Free breakfast is an important differentiator for many brands. Cutting out this expected amenity to save money may tarnish the guest’s perception of the hotel. Rather, work with suppliers to identify alternative products that are high quality but lower cost. For example, instead of using two-ounce sausage patties, replace them with a 1.5 ounce portion size. Guests loyal to the hotel will not notice the difference, but the .10 cents per pound savings will make a big difference to the bottom line, especially if buying 500 pounds of sausage per week. Here’s another example: If you offer four large skillet meatballs on the appetizer menu, reduce the portion size to three meatballs. By keeping the app portion smaller, main menu orders will grow, and so too will the average check per person.

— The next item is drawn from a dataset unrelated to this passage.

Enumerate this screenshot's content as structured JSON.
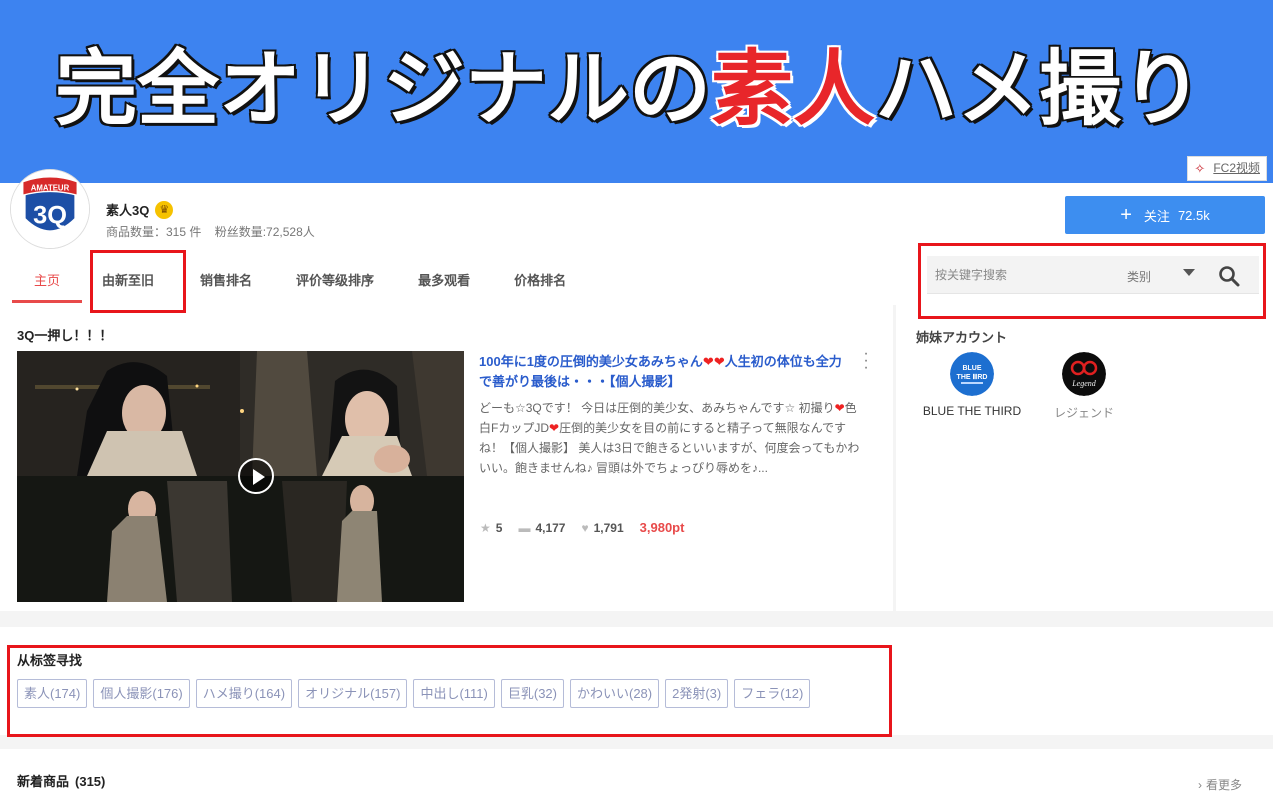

4.       Negotiate Pricing with Vendor Partners.
One of the best and fastest ways to save costs in the kitchen is to negotiate pricing with vendor partners on pre-existing purchases and switch to buying as many items pre-cut and pre-portioned as possible. With reduced teams in the kitchen, no one has the time or the manpower to cut produce or proteins themselves. Buying diced vegetables, pre-sliced meats, and even pre-made bakery can be a huge cost-saving depending on the market. Also ask your supplier to suggest alternative cuts of beef that are equal in quality but just need a little finess from the chef; substitute a flat iron steak for a strip, etc. This will not impact the perception of value in the eyes of guests but it will make the relationship between the restaurant and the supplier stronger while shaving costs at the same time.

5.       Leverage Rebates.
If a property has a program that is rebate-based, it may be required to purchase 90% of all food and beverage products through the brand’s or management company’s purchasing partner. When the threshold is achieved the rebate probram can have a significant impact to the bottom line.

6.       Respect Your Vendors.
Supplier partners are the subject matter experts when it comes to sourcing the best products and negotiating the best prices. Whether your management company is working with a purchasing agent or a foodservice distributor, these companies provide a valuable resource in identifying what you can use and what you can substitute to be profitable. Treat them right, and they will work hard for you. Likewise, leverage the expertise of the management company itself; the corporate F&B team has spent years cultivating relationships with these experts for your benefit. The hospitality industry is built on respect — that regard should transcend beyond just guests and staff and extend to the meat guy, the fish gal, your produce vendors and even local farmers. If you are open and honest with your suppliers and share specifically what you are looking for, they will bend over backwards to meet your needs at a price you can afford. It’s not about leveraging the relationship to get great tickets to a ballgame; rather, sourcing great product is all you need to build a fulfilling and prosperous relationship.

“It's no longer business as usual, folks,” Reinbold said. “The ‘new normal’ way of doing business today is plagued with high prices and labor shortages. From what I’m hearing in the market, the cost of fuel, goods and delivery will not be dropping to pre-COVID levels any time soon — if ever again. Therefore, hoteliers and restaurateurs must do things differently if they are to survive. I hope these tips help. If you need further assistance, reach out to your management company representative; they are there to serve you.”